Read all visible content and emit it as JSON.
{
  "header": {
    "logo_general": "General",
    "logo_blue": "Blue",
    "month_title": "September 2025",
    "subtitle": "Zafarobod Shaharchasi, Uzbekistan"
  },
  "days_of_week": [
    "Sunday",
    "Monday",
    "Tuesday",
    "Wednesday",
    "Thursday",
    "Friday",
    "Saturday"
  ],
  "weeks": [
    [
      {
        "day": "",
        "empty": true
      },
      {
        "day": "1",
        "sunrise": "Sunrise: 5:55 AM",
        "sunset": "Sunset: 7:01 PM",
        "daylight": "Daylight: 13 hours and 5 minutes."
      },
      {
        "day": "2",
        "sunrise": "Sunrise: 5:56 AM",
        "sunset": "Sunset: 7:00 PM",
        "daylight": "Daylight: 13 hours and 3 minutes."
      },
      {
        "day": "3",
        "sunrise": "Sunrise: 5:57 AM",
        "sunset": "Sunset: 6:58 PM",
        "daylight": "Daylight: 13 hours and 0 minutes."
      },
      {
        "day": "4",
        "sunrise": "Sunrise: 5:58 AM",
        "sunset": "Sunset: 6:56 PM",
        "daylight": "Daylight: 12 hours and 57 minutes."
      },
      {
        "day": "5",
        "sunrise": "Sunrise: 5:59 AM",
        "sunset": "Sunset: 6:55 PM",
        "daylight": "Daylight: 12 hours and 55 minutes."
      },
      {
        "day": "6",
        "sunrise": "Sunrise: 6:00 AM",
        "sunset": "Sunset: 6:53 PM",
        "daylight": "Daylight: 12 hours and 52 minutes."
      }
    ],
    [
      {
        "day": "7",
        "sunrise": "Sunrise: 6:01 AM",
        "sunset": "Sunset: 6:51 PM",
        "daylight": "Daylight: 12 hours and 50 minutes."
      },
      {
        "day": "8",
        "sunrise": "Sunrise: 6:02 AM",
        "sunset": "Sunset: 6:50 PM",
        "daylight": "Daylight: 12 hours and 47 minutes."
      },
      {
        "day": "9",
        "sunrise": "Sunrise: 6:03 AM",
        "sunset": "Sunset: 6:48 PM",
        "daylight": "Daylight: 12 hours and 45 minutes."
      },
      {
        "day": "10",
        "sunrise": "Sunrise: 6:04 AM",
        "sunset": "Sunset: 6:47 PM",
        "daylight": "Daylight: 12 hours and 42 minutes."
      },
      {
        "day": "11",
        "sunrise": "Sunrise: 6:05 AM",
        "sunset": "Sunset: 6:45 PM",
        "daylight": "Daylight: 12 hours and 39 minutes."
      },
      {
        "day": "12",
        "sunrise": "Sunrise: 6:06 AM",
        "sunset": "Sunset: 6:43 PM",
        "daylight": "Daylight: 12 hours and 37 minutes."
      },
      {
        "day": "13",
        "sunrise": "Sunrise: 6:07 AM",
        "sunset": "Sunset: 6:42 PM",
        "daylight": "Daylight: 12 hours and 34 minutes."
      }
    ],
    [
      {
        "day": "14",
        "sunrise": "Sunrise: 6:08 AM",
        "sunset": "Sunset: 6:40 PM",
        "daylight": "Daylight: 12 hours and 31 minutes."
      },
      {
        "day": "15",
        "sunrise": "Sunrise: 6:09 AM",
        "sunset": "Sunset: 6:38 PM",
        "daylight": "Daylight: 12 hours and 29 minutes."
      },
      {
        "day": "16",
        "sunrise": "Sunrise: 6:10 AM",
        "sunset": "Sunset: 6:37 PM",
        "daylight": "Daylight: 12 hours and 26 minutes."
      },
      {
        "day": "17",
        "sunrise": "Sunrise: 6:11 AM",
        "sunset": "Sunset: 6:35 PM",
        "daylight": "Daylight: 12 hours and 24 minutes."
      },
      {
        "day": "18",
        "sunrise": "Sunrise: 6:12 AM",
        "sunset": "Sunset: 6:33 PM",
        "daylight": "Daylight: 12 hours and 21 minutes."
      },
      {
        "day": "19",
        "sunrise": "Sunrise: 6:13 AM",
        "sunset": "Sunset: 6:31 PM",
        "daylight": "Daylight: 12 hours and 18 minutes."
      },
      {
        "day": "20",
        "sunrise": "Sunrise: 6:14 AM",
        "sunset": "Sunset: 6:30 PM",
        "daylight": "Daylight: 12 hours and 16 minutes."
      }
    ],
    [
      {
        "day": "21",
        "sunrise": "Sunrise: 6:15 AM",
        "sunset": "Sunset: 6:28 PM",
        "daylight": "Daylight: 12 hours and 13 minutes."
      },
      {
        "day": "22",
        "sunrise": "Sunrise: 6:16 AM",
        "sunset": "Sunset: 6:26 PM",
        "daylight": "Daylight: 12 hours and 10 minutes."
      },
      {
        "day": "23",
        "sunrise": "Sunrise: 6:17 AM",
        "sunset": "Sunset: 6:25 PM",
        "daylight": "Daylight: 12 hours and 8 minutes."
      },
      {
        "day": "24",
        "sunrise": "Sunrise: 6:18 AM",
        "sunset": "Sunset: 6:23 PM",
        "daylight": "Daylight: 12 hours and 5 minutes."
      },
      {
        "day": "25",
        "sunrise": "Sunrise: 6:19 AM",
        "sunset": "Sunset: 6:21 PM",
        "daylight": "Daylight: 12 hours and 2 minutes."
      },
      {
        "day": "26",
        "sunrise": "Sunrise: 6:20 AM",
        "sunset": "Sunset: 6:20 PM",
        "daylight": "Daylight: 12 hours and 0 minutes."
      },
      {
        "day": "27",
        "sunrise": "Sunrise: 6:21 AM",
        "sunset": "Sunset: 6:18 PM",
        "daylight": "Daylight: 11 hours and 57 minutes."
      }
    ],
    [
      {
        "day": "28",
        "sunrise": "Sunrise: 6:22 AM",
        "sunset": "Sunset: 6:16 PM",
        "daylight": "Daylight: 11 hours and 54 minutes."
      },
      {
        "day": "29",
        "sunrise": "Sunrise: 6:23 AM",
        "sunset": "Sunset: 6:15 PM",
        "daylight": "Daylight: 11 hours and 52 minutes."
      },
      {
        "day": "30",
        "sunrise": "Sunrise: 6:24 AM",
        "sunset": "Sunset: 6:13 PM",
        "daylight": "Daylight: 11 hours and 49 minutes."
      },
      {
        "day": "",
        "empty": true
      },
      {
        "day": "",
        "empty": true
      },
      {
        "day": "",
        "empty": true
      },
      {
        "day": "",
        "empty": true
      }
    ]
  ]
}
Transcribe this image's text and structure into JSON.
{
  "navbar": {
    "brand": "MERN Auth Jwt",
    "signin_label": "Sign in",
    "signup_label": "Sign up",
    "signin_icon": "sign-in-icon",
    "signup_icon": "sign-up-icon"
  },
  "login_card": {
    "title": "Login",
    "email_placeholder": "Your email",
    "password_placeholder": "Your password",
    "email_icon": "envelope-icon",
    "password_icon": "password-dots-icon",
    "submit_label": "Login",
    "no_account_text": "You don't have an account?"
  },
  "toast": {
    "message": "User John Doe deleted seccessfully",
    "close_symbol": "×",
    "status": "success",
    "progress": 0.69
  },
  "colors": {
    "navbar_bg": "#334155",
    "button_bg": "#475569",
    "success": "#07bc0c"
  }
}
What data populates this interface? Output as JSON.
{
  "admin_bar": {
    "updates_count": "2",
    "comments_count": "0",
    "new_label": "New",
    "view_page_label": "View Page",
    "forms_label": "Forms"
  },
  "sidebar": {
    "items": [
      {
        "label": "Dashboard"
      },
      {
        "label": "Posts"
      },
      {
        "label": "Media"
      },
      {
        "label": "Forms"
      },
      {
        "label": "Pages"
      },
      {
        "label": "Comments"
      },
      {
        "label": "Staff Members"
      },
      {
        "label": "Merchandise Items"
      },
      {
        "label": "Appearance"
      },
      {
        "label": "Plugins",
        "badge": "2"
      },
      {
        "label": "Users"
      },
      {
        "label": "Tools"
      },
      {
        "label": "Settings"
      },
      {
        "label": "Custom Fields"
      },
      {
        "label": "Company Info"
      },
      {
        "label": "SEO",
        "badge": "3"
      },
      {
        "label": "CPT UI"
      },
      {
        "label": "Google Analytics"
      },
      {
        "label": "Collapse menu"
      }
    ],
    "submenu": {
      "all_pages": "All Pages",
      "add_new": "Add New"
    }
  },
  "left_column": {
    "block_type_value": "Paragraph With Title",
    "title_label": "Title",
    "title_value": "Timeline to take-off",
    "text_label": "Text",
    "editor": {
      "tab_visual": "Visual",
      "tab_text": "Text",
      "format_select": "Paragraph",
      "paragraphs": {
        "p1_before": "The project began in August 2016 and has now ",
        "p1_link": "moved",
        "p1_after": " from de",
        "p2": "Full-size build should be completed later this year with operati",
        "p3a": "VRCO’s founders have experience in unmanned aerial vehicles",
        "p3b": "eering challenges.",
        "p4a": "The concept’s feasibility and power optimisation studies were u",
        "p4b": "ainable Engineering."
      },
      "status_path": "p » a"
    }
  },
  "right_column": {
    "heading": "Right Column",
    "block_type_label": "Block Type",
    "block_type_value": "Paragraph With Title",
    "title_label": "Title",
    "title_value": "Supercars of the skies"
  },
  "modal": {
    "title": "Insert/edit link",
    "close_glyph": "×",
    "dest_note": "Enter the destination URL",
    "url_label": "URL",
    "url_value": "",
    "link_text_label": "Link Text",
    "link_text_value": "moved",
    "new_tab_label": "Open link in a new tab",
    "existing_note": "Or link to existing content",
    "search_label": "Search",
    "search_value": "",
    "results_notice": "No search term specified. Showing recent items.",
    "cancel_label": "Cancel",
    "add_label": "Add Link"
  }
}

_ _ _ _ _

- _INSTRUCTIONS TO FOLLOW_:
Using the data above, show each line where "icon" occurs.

- _ANSWER TO THE PROBLEM_:
    "signin_icon": "sign-in-icon",
    "signup_icon": "sign-up-icon"
    "email_icon": "envelope-icon",
    "password_icon": "password-dots-icon",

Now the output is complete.